WHAT THE EXERCISE ASKS:
Below are the records; copy each line in them that holds the word "play".

DATA LISTING:

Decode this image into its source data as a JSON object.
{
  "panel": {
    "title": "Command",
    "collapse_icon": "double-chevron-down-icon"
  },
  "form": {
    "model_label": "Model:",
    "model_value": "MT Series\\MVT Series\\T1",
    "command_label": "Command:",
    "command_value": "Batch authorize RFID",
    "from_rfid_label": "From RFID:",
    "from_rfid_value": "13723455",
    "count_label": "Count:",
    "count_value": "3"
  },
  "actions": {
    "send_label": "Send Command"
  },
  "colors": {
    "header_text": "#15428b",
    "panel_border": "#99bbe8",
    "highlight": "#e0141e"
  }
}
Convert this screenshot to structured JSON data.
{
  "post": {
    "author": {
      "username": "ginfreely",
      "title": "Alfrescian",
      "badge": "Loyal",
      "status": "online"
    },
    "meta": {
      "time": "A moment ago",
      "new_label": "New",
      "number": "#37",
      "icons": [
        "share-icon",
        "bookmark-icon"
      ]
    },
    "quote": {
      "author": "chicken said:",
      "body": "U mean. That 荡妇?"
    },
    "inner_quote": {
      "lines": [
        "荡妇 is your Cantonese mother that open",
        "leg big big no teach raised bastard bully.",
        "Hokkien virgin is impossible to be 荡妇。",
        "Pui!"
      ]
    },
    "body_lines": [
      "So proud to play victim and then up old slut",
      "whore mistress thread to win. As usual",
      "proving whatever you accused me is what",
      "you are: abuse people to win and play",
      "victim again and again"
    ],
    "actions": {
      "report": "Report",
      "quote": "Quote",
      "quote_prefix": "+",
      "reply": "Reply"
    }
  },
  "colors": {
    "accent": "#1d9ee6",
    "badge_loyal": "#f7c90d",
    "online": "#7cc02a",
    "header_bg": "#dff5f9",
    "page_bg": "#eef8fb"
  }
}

ANSWER FOR THIS EXERCISE:
      "So proud to play victim and then up old slut",
      "you are: abuse people to win and play",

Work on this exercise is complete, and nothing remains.